Hachette’s Man in the Middle East

In Growth Markets by Roger Tagholm

Matt Cowdery, Hachette's man in the Middle East

Matt Cowdery, Hachette’s man in the Middle East

By Roger Tagholm

SHARJAH, UAE: If you want a good overview of what is happening in the Gulf states you could do worse than talk to Matt Cowdery, Hachette’s man in the Middle East. He has lived and worked in the UAE for five years and carried the bag for the publishing group since 2011.

The region presents a kaleidoscope of different approaches and cultures that can make a salesman’s job both fascinating and frustrating.  It seems that when it comes to the book industry in the GCC, an Arabic version of the famous Oscar Wilde line applies: it’s a case of 22 countries divided by a common language – except that even the language is far from common, with numerous regional variations as any translator will tell you.

Import Certificates Can Prove Challenging

While excited school children poured into the Expo Centre for the Sharjah International Book Fair this week, Cowdery reflected on the past year. “There have been a lot of issues in the Gulf around importation certificates. You need these for every title and what we all want, of course, is a fast, clear and cheap process. We respect the cultural considerations of each territory, but we need to know how it works. It’s different in each country. In Saudi, for example, it’s clear, fast and efficient. But Qatar has gone the other way. There’s a bewildering, complex process of sending samples for the ministry there, and it can take up to two months by which time your book’s ‘window’ may have gone.  So we tend to focus on less time-sensitive books there.

“In the UAE they introduced something called Decree 12 which was proposing a small charge on each certificate, which could prove very expensive if it’s a large order. But thanks to the work of the EPA [Emirates Publishing Association], the UK’s PA [Publishers Association] and the AAP [Association of American Publishers], they listened and the change was suspended.”

He said the Arab Spring has led to the opening up of some markets and the decline of others. “Syria has gone to zero for obvious reasons, but we’re very strong in Lebanon on the back of that. Egypt has been heavily hit — the whole process of ordinary life has become difficult there. There are demos, curfews, the electricity supply goes down which can affect printing, there’s no good access to currency so payment becomes a problem, and just the whole simple process of shopping is harder.
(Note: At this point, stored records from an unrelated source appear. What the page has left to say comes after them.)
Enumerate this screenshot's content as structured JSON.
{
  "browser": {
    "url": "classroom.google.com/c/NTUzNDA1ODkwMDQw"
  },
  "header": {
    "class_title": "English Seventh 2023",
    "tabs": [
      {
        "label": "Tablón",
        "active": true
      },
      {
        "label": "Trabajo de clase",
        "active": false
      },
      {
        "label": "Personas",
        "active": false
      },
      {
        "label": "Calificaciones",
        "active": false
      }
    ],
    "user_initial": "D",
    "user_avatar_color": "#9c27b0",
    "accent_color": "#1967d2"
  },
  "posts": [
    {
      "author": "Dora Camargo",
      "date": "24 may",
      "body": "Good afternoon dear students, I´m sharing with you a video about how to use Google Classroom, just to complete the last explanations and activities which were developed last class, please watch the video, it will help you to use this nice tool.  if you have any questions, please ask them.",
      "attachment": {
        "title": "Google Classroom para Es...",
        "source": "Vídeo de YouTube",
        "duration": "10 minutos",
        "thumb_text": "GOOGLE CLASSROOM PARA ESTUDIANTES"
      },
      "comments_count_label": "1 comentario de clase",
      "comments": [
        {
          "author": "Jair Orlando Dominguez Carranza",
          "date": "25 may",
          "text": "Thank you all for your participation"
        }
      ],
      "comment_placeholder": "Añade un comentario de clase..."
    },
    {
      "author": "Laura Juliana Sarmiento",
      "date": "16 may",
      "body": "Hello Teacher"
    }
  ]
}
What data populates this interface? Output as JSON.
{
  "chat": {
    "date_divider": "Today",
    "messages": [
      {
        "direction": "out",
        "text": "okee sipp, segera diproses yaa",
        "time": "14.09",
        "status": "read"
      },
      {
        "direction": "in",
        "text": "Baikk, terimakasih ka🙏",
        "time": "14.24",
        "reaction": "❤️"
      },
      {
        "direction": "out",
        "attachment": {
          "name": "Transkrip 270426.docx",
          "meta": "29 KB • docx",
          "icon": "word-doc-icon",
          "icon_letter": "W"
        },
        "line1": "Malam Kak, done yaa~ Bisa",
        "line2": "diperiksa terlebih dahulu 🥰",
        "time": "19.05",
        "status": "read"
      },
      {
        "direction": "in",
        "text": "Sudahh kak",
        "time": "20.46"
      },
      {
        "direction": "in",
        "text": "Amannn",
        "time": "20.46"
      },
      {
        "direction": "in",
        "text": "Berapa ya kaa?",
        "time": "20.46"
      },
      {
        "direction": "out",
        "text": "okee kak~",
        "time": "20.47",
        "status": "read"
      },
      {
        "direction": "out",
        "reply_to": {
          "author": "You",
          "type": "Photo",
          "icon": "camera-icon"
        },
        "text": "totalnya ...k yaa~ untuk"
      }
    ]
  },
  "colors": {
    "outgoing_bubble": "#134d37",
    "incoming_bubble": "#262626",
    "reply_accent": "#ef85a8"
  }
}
“But Saudi has been very good, and we’re up in Bahrain, Oman and Kuwait. The UAE is flat and in Israel there are interesting things going on because of what they call ‘the French book law,’ by which they mean price protection.  Because Hebrew language books cannot be discounted now, Israeli retailers are saying that next year will be the year of international books as a result, because English language versions of those same trade titles will appear good value.”

Soft Business Titles Selling Well

In terms of what is popular in the UAE, Cowdery says Hachette has enjoyed a “stellar year” with what he calls “soft business,” titles like The Art of Thinking Clearly, Hatching Twitter and Finding the Next Steve Jobs. “Those books appeal to the aspirational mind set of people here, and if a title has been shortlisted for the FT Goldman Sachs Business Book of the Year, that carries a lot of weight with retailers.”

One market that is untapped at the moment is Iran, he believes. “The on-going sanctions are annoying. Books are exempted items, but the banks are still not accepting payments. Some US banks do, but not UK ones. We’re hopeful that with the new leader there, this will lead to an easing of the sanctions. There’s a good, potential market there. You have a relatively large, well-educated middle class, and there’s a strong literary culture going back to the Persian poets. We’d like to trade in that market.”

Having worked for numerous Waterstones branches in the UK, a desire to travel and an interest in the region brought him and his wife Stacy to Dubai in 2009. He worked for booksellers Magrudys at first, and then came the move to Hachette.

They have a 20-month-old son, Milo, and home is in Dubai whose geographic location and airport connections make it the perfect jumping off point, both for work and leisure travel. “India is close — we’ve been to Rajasthan recently — and Oman is beautiful. Muscat is lovely, with the mountains right down to the sea. It’s a low-rise city, not like Dubai, and they have certain regulations about architectural styles which has made it seem more Arabic.”

On the work side he has just made his first trip to Morocco, as yet a very Francophone market, but one that he wants to work at. “At the moment, 90% of the foreign language books you’ll see there will be in French, but there’s a lot of English visitors there — half the planes you see taking off are EasyJet to Gatwick. There is also an increasing interest in learning English among the young. So we’re just at the start there — it’s about building relationships.”

Next up is Qatar, where he is off the Doha Book Fair in December at which the UK is guest of honor. Of course, with his job requiring so many trips, sometimes a certain amount of negotiating is required with the ‘home office,’ as it were. But don’t worry – he’s sorted this one. “The whole family’s coming with me…”

About the Author

Roger Tagholm


Roger Tagholm is based in London and has been writing about the book industry for more than 20 years. He is the former Deputy Editor of Publishing News and the author of Walking Literary London (New Holland) and Poems NOT on the Underground (Windrush Press).